- **Data for processing**
_ _ _

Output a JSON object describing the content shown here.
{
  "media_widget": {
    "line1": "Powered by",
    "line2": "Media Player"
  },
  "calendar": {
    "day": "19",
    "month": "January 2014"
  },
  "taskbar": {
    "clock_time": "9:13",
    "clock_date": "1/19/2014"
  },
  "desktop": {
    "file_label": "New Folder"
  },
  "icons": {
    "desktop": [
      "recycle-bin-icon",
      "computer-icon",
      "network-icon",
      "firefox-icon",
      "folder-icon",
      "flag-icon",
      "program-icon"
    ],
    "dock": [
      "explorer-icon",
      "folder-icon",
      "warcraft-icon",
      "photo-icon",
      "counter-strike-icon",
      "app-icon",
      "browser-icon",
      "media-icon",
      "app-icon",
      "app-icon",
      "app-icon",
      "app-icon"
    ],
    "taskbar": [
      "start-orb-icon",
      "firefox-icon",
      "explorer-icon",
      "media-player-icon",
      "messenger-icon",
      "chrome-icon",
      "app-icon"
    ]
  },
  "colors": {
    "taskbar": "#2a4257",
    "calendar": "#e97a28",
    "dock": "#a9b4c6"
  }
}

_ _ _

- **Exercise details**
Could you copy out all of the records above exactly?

- **Expected answer**
Output a JSON object describing the content shown here.
{
  "media_widget": {
    "line1": "Powered by",
    "line2": "Media Player"
  },
  "calendar": {
    "day": "19",
    "month": "January 2014"
  },
  "taskbar": {
    "clock_time": "9:13",
    "clock_date": "1/19/2014"
  },
  "desktop": {
    "file_label": "New Folder"
  },
  "icons": {
    "desktop": [
      "recycle-bin-icon",
      "computer-icon",
      "network-icon",
      "firefox-icon",
      "folder-icon",
      "flag-icon",
      "program-icon"
    ],
    "dock": [
      "explorer-icon",
      "folder-icon",
      "warcraft-icon",
      "photo-icon",
      "counter-strike-icon",
      "app-icon",
      "browser-icon",
      "media-icon",
      "app-icon",
      "app-icon",
      "app-icon",
      "app-icon"
    ],
    "taskbar": [
      "start-orb-icon",
      "firefox-icon",
      "explorer-icon",
      "media-player-icon",
      "messenger-icon",
      "chrome-icon",
      "app-icon"
    ]
  },
  "colors": {
    "taskbar": "#2a4257",
    "calendar": "#e97a28",
    "dock": "#a9b4c6"
  }
}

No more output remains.